Keeping your customers happy is one of the undeniable necessities of running a business. But even if you pride yourself on dispensing world-class service day in, day out, there are always going to be naysayers who feel they’ve been let down. The internet makes it easier than ever to recruit business, but it also remains an open forum for dissatisfied customers to let their feelings be known. Our advice today is simple: deal with unhappy customers quickly and efficiently by following these 6 steps.
You can’t deal with customers you can’t see
First, if you don’t know what customers are saying, you can’t fix your mistakes. This advice seems simple enough, but too many business owners dig their heels in and refuse to look at what’s being said.
Ensure you keep tabs on your social media feeds daily. The world of social media moves at breakneck speed and you can’t afford to be inattentive. In addition, register your business on VavaVox and get full access to our reporting tools, allowing you to know exactly when a client reviews your service.
Let customers know you appreciate feedback
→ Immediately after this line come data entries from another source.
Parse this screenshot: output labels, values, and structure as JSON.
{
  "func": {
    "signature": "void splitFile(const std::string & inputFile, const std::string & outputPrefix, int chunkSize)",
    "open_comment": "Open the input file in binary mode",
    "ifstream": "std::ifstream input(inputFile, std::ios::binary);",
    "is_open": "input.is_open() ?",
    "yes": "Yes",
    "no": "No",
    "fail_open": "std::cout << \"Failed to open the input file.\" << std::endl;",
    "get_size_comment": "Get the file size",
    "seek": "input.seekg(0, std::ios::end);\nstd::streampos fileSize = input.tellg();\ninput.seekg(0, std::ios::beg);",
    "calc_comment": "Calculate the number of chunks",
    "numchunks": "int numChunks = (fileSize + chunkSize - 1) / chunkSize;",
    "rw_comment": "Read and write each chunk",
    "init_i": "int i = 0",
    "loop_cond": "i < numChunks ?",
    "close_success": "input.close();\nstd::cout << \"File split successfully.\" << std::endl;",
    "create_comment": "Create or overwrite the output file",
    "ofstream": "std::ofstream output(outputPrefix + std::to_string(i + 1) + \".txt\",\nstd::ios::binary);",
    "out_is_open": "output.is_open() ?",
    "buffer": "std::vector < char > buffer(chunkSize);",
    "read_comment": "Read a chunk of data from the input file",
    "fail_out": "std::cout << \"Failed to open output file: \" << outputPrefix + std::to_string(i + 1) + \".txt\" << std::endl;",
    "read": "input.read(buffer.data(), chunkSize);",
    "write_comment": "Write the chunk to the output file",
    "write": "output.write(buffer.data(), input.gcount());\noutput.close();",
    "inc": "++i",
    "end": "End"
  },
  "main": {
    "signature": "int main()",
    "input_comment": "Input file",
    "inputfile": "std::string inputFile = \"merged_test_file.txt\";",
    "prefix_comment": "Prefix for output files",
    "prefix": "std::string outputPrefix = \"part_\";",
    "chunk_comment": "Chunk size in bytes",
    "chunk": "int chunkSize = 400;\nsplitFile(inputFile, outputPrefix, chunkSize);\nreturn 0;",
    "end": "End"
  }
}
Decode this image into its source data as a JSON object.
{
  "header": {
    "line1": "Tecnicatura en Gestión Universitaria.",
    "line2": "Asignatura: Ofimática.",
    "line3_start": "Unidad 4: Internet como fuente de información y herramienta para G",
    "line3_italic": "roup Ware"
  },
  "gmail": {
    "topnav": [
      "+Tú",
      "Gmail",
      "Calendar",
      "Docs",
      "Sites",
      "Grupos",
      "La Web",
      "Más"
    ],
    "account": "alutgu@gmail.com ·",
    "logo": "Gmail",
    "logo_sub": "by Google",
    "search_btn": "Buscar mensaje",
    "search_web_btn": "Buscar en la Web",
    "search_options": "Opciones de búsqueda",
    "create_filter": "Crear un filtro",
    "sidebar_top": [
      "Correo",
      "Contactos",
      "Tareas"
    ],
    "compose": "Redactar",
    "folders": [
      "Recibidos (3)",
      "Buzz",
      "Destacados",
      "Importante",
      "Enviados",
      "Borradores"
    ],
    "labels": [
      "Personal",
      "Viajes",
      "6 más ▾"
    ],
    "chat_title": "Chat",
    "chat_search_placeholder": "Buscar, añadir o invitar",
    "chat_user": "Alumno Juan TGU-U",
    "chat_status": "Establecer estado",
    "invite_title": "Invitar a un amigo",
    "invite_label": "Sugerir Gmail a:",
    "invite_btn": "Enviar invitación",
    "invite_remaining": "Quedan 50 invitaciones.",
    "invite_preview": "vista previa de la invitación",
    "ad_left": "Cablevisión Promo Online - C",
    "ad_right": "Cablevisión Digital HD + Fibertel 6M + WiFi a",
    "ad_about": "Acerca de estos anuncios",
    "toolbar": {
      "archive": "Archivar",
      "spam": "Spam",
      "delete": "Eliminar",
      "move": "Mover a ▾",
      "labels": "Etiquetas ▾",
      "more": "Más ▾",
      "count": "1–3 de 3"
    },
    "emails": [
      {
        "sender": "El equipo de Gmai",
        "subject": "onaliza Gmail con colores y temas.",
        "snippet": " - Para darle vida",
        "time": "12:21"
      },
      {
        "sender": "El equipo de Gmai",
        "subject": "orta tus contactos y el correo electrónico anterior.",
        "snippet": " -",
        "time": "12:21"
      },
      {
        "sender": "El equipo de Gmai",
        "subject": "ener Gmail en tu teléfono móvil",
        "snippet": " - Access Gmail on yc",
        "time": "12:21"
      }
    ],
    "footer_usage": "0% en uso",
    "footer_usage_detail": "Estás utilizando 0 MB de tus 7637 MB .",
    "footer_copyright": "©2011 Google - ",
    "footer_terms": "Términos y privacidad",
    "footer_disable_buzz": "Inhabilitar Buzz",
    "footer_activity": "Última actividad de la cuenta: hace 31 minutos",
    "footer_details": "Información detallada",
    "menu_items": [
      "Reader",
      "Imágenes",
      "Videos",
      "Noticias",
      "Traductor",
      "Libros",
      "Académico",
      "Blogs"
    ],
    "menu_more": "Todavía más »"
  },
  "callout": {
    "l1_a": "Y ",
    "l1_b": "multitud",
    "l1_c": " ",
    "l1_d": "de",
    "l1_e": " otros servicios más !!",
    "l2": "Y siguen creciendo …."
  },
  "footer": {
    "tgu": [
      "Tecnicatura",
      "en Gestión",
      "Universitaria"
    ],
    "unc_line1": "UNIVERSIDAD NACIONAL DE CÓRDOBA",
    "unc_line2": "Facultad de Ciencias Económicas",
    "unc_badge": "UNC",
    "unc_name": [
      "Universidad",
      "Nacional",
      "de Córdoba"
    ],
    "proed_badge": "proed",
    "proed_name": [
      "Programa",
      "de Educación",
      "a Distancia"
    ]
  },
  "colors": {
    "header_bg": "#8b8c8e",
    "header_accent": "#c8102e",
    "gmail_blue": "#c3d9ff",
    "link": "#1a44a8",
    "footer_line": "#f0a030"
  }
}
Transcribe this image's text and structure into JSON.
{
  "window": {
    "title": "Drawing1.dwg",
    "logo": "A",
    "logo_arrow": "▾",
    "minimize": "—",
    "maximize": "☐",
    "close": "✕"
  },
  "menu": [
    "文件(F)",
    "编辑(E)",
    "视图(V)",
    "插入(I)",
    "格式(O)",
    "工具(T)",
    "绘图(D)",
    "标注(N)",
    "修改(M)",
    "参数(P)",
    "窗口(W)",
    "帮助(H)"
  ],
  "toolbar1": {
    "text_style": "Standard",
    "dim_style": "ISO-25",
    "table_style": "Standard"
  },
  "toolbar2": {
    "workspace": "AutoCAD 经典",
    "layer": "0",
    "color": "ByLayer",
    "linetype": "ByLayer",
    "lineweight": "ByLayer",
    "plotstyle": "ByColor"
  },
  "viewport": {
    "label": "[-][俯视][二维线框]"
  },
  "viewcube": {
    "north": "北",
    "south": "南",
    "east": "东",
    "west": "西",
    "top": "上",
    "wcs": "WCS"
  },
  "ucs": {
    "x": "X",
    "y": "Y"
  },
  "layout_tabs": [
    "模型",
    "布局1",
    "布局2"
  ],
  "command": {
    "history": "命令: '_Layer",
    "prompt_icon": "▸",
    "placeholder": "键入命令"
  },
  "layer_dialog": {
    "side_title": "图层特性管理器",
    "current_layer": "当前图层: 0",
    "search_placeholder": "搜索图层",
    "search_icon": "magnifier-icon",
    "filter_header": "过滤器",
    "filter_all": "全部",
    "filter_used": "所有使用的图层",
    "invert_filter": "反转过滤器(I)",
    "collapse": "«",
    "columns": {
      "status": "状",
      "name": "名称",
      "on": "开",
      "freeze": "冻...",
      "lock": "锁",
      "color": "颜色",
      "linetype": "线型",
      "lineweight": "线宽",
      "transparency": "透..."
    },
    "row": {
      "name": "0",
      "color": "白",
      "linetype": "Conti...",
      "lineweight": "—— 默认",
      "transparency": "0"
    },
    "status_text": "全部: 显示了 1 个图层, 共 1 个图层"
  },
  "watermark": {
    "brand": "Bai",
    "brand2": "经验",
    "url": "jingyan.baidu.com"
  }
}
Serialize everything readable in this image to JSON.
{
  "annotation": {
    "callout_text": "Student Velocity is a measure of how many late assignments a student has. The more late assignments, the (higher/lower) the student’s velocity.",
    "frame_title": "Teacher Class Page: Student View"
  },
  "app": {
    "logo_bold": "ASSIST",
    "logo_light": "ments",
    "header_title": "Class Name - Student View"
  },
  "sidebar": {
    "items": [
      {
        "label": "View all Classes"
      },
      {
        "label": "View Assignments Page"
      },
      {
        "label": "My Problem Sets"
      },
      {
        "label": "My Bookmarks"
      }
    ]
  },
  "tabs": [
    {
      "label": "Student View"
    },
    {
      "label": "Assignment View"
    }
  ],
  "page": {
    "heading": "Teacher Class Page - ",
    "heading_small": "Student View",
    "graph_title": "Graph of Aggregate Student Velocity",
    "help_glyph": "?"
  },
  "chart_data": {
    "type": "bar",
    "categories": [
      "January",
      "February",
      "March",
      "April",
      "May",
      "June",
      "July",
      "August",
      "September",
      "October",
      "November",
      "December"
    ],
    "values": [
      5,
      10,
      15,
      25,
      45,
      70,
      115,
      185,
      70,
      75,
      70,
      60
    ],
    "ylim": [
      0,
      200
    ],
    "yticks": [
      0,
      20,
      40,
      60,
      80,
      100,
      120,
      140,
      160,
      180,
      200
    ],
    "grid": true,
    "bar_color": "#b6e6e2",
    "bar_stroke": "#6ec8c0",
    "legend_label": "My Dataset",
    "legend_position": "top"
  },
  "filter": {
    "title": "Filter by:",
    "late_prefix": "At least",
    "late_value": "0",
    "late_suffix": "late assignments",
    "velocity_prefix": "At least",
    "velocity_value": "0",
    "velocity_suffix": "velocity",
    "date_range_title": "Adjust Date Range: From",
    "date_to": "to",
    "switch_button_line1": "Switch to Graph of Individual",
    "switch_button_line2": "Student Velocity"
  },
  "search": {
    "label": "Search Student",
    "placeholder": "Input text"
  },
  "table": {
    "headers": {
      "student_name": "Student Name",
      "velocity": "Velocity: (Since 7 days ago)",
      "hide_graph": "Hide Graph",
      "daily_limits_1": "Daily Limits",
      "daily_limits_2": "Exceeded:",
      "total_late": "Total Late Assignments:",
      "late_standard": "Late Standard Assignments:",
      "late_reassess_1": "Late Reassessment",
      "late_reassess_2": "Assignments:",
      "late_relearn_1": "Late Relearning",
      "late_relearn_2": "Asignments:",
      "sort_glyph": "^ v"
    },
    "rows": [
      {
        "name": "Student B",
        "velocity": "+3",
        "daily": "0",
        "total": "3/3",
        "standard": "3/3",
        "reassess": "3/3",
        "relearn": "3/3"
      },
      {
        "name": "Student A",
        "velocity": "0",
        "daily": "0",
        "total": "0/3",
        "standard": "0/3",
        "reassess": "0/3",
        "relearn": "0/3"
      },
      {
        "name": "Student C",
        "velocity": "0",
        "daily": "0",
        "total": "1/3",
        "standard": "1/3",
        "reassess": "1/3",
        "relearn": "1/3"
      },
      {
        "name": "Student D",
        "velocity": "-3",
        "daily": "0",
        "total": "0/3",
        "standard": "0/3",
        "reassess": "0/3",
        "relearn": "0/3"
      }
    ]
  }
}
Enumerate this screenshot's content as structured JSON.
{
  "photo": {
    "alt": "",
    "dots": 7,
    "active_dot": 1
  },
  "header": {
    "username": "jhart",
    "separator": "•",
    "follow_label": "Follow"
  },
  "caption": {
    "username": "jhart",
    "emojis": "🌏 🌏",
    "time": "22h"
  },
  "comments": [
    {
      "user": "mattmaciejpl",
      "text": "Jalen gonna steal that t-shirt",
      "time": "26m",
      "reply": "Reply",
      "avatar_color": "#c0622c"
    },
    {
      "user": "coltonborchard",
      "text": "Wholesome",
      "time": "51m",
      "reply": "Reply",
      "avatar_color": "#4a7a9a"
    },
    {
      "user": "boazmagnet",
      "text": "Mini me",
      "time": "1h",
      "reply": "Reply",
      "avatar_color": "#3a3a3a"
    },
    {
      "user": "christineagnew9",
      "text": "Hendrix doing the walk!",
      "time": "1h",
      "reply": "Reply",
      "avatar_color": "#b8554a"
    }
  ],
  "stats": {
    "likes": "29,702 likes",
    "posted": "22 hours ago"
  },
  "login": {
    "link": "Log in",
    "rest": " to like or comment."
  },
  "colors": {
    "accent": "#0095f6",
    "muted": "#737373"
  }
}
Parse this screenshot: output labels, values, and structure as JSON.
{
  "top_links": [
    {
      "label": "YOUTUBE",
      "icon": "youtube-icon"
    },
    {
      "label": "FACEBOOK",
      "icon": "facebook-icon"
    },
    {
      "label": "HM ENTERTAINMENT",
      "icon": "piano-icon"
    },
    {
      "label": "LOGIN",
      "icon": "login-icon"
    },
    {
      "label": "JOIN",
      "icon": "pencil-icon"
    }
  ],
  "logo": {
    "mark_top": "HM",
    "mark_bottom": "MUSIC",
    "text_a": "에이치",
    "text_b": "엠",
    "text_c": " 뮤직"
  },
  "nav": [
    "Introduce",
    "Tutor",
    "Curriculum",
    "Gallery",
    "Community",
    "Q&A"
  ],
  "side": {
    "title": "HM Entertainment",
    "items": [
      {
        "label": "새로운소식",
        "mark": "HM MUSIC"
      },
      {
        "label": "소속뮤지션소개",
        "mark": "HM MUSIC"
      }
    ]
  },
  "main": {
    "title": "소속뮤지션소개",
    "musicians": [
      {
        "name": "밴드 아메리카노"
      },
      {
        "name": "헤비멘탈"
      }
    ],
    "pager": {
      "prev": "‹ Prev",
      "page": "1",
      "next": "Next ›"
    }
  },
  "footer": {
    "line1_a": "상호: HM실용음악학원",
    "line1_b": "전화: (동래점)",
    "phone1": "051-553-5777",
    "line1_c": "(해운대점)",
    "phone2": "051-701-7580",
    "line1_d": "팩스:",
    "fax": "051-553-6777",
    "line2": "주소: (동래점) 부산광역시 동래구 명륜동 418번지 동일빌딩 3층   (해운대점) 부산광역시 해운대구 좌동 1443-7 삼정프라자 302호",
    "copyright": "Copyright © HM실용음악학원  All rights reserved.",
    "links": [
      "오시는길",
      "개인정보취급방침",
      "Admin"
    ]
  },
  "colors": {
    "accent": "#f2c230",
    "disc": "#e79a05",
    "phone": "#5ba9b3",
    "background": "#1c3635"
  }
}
One of the best things you can do as a business is let your customers know you’re listening to them and that you appreciate their feedback. Concentrate on two or three different social media channels and monitor feedback through them. It’s important not to spread yourself too thin.
Is VavaVox a social media channel? Of course. It’s a public platform designed for conversations online, but is focused on fostering business relationships, giving it an edge over Twitter or Facebook.
There’s nothing wrong with sending out a reminder email or ‘poke’ to your clients either. We’re often doing it on behalf of businesses we represent. Letting your customers know you’re looking for feedback and appreciate their opinion is perfectly valid.
Decisiveness is everything. There’s no point hanging around. If you have a customer that is unhappy, reply immediately. Better yet, find out what their phone number is so that you can phone them and resolve the issue telephonically.
A phone call works wonders and is an excellent way to get things resolved immediately and in a personal manner. Thereafter, reply to them over the social media channel and confirm that the problem was sorted.
Remember, everyone is human and most people understand that mishaps happen. The difference between good businesses and the ordinary ones is in the way they handle these mishaps. Evidence confirms that the companies that sort the issue out quickly actually benefit from the mistake arising in the first place.
Solve the issue, don’t hide it
Unless the complaint is inflammatory by nature, don’t be tempted to delete the post. At VavaVox, we’re so committed to transparency we’ve disabled the option to delete something entirely. And with good reason. Trying to hide posts on Facebook only serves to enrage the complainant further. Trust us: they’ll redouble their efforts to be heard in the future, and you’re essentially creating a recipe for splash damage, heightening the negativity that arises from it.
As Dave Kerpen from INC.com puts it: “If you delete a complaint on your blog or Facebook page or elsewhere, that’s the opposite of good customer service. That’s telling the customer that he or she doesn’t matter, and it’s inviting him or her to find another forum and get louder somewhere else.”
Make it right
As Social Media Examiner explains, apologies are all fine and well, but actually fixing the problem makes the most long-term impact.
A simple, “I’m sorry” is easy to give, but actually fixing the problem will mean the most to your customer, and might even go so far as to turn that dissatisfied client into someone willing to recommend your service to friends and family.
This is also a good opportunity to evaluate your business and the processes that govern it, and find the ‘root cause’ of the problem to ensure it does not happen again.
Never get into a spat
Social Media Examiner continues with this piece of advice: “Any time you win an argument online, you’re losing. All anyone really remembers is that you’re combative.”
There’s simply no point fanning the flames of an argument. You stand to lose far more than the customer ever will. Remember: customers are real people with friends and family. By extension, they’re liable to get over-emotional and unreasonable, but don’t fall into the trap of getting equally heated. Keep it businesslike, keep it logical, and simply resolve the issue.
It might not seem like it at the time, but customer feedback is incredibly useful. A lot of it is badly-worded vitriol, yes, but the message behind the madness often needs to be heard.
Don’t let negative feedback get you down, either. It often shows that customers care; that they want to put their full faith into your enterprise and expect more from you as a result.
Look at negative feedback as an opportunity for your business; an opportunity to demonstrate excellent customer service that turns an unhappy customer into a client more than happy to recommend you via word-of-mouth.